Twenty-two people have been arrested in Jiangsu province for stealing electricity to mine Bitcoin.
According to the Paper, the power authority of Zhenjiang noticed significantly higher power usage across the city since 2018, and reported their findings to the city’s public security bureau in March. Zhenjiang city police investigated for nearly two months, and uncovered that a syndicate had rented nine factories with computer mining equipment and reportedly stole around RMB20 million in power over the course of their digital mining operation.
The police seized roughly 4,000 mining machines as a part of the investigation.
While it’s not clear how much the power thieves made in profits, Bitcoin Magazine called the case “one of if not the single largest power thefts for cryptocurrency mining ever.”
For cryptocurrency miners, electricity is essential to their operation. Between the computing power and the cooling system needed to keep the machines from overheating, the utility bill tends to be astronomically high, which is why some miners revert to stealing power from other places.

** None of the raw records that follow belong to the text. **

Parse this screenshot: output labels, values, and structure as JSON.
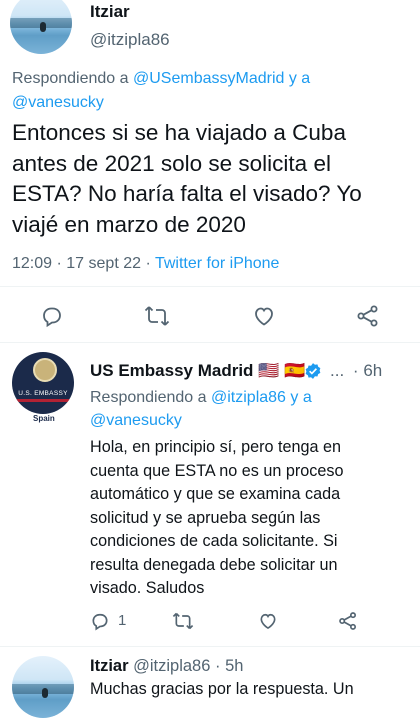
{
  "main_tweet": {
    "author_name": "Itziar",
    "handle": "@itzipla86",
    "replying_prefix": "Respondiendo a",
    "replying_to_1": "@USembassyMadrid",
    "replying_and": "y a",
    "replying_to_2": "@vanesucky",
    "text_lines": [
      "Entonces si se ha viajado a Cuba",
      "antes de 2021 solo se solicita el",
      "ESTA? No haría falta el visado? Yo",
      "viajé en marzo de 2020"
    ],
    "time": "12:09",
    "date": "17 sept 22",
    "source": "Twitter for iPhone",
    "sep": "·"
  },
  "reply1": {
    "author_name": "US Embassy Madrid",
    "flags": [
      "🇺🇸",
      "🇪🇸"
    ],
    "ellipsis": "...",
    "time": "6h",
    "sep": "·",
    "avatar_line1": "U.S. EMBASSY",
    "avatar_line2": "Spain",
    "replying_prefix": "Respondiendo a",
    "replying_to_1": "@itzipla86",
    "replying_and": "y a",
    "replying_to_2": "@vanesucky",
    "text_lines": [
      "Hola, en principio sí, pero  tenga en",
      "cuenta que ESTA no es un proceso",
      "automático y que se examina cada",
      "solicitud y se aprueba según las",
      "condiciones de cada solicitante. Si",
      "resulta denegada debe solicitar un",
      "visado. Saludos"
    ],
    "reply_count": "1"
  },
  "reply2": {
    "author_name": "Itziar",
    "handle": "@itzipla86",
    "sep": "·",
    "time": "5h",
    "text_start": "Muchas gracias por la respuesta. Un"
  },
  "colors": {
    "link": "#1d9bf0",
    "muted": "#536471",
    "verified": "#1d9bf0",
    "embassy_navy": "#1b2a4a"
  },
  "icons": [
    "reply-icon",
    "retweet-icon",
    "like-icon",
    "share-icon",
    "verified-badge-icon",
    "more-icon"
  ]
}
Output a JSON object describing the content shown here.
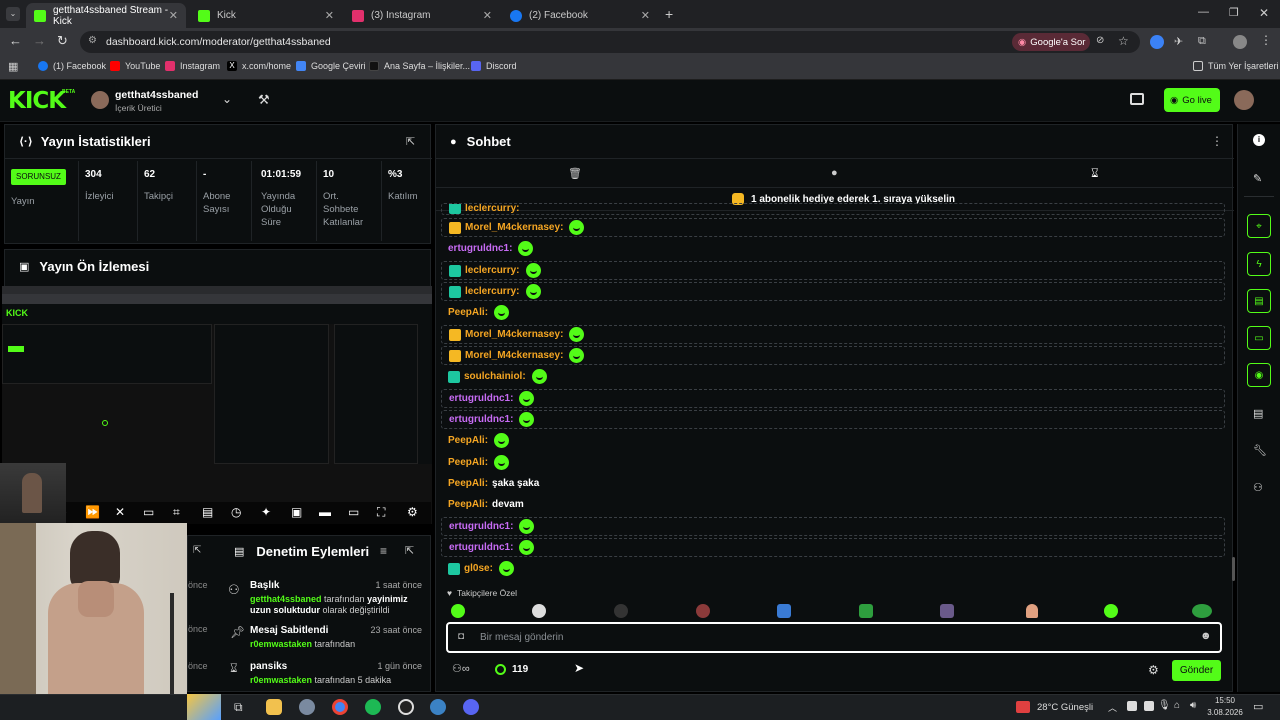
{
  "browser": {
    "tabs": [
      {
        "title": "getthat4ssbaned Stream - Kick",
        "color": "#53fc18"
      },
      {
        "title": "Kick",
        "color": "#53fc18"
      },
      {
        "title": "(3) Instagram",
        "color": "#e1306c"
      },
      {
        "title": "(2) Facebook",
        "color": "#1877f2"
      }
    ],
    "url": "dashboard.kick.com/moderator/getthat4ssbaned",
    "google_lens": "Google'a Sor",
    "bookmarks": [
      "(1) Facebook",
      "YouTube",
      "Instagram",
      "x.com/home",
      "Google Çeviri",
      "Ana Sayfa – İlişkiler...",
      "Discord"
    ],
    "all_bookmarks": "Tüm Yer İşaretleri"
  },
  "header": {
    "logo": "KICK",
    "beta": "BETA",
    "channel_name": "getthat4ssbaned",
    "channel_role": "İçerik Üretici",
    "go_live": "Go live"
  },
  "stats": {
    "title": "Yayın İstatistikleri",
    "status_badge": "SORUNSUZ",
    "status_label": "Yayın",
    "items": [
      {
        "value": "304",
        "label": "İzleyici"
      },
      {
        "value": "62",
        "label": "Takipçi"
      },
      {
        "value": "-",
        "label": "Abone Sayısı"
      },
      {
        "value": "01:01:59",
        "label": "Yayında Olduğu Süre"
      },
      {
        "value": "10",
        "label": "Ort. Sohbete Katılanlar"
      },
      {
        "value": "%3",
        "label": "Katılım"
      }
    ]
  },
  "preview": {
    "title": "Yayın Ön İzlemesi"
  },
  "moderation": {
    "title": "Denetim Eylemleri",
    "time_frag": [
      "önce",
      "önce",
      "önce"
    ],
    "actions": [
      {
        "title": "Başlık",
        "when": "1 saat önce",
        "user": "getthat4ssbaned",
        "mid": " tarafından ",
        "highlight": "yayinimiz uzun soluktudur",
        "rest": " olarak değiştirildi"
      },
      {
        "title": "Mesaj Sabitlendi",
        "when": "23 saat önce",
        "user": "r0emwastaken",
        "mid": " tarafından",
        "highlight": "",
        "rest": ""
      },
      {
        "title": "pansiks",
        "when": "1 gün önce",
        "user": "r0emwastaken",
        "mid": " tarafından 5 dakika",
        "highlight": "",
        "rest": ""
      }
    ]
  },
  "chat": {
    "title": "Sohbet",
    "promo": "1 abonelik hediye ederek 1. sıraya yükselin",
    "messages": [
      {
        "user": "Morel_M4ckernasey",
        "color": "#f5a623",
        "text": "",
        "box": true,
        "badge": "crown"
      },
      {
        "user": "ertugruldnc1",
        "color": "#c86cf5",
        "text": "",
        "box": false,
        "badge": ""
      },
      {
        "user": "leclercurry",
        "color": "#f5a623",
        "text": "",
        "box": true,
        "badge": "sub"
      },
      {
        "user": "leclercurry",
        "color": "#f5a623",
        "text": "",
        "box": true,
        "badge": "sub"
      },
      {
        "user": "PeepAli",
        "color": "#f5a623",
        "text": "",
        "box": false,
        "badge": ""
      },
      {
        "user": "Morel_M4ckernasey",
        "color": "#f5a623",
        "text": "",
        "box": true,
        "badge": "crown"
      },
      {
        "user": "Morel_M4ckernasey",
        "color": "#f5a623",
        "text": "",
        "box": true,
        "badge": "crown"
      },
      {
        "user": "soulchainiol",
        "color": "#f5a623",
        "text": "",
        "box": false,
        "badge": "sub2"
      },
      {
        "user": "ertugruldnc1",
        "color": "#c86cf5",
        "text": "",
        "box": true,
        "badge": ""
      },
      {
        "user": "ertugruldnc1",
        "color": "#c86cf5",
        "text": "",
        "box": true,
        "badge": ""
      },
      {
        "user": "PeepAli",
        "color": "#f5a623",
        "text": "",
        "box": false,
        "badge": ""
      },
      {
        "user": "PeepAli",
        "color": "#f5a623",
        "text": "",
        "box": false,
        "badge": ""
      },
      {
        "user": "PeepAli",
        "color": "#f5a623",
        "text": "şaka şaka",
        "box": false,
        "badge": ""
      },
      {
        "user": "PeepAli",
        "color": "#f5a623",
        "text": "devam",
        "box": false,
        "badge": ""
      },
      {
        "user": "ertugruldnc1",
        "color": "#c86cf5",
        "text": "",
        "box": true,
        "badge": ""
      },
      {
        "user": "ertugruldnc1",
        "color": "#c86cf5",
        "text": "",
        "box": true,
        "badge": ""
      },
      {
        "user": "gl0se",
        "color": "#f5a623",
        "text": "",
        "box": false,
        "badge": "sub2"
      }
    ],
    "emote_section": "Takipçilere Özel",
    "input_placeholder": "Bir mesaj gönderin",
    "points": "119",
    "send": "Gönder"
  },
  "taskbar": {
    "weather": "28°C  Güneşli",
    "time": "15:50",
    "date": "3.08.2026"
  }
}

Bitcoin and cryptocurrencies as a whole have endured a rocky relationship with the Central Government since rising in popularity in the PRC around 2013.
Back in 2016, the People’s Bank of China (PBOC) planned to issue a sovereign digital currency that was expected to reduce costs and prevent money laundering. A year and eight months later, Beijing ordered all Chinese mainland-based cryptocurrency exchanges to shut down, effectively cracking down on the cryptocurrency movement in China.
In April 2019, China’s National Development and Reform Commission (NDRC) released their Directory Catalogue on Readjustment of Industrial Structure, which named cryptocurrency mining as an industry that should be eliminated in China.
[Cover image via Pexels]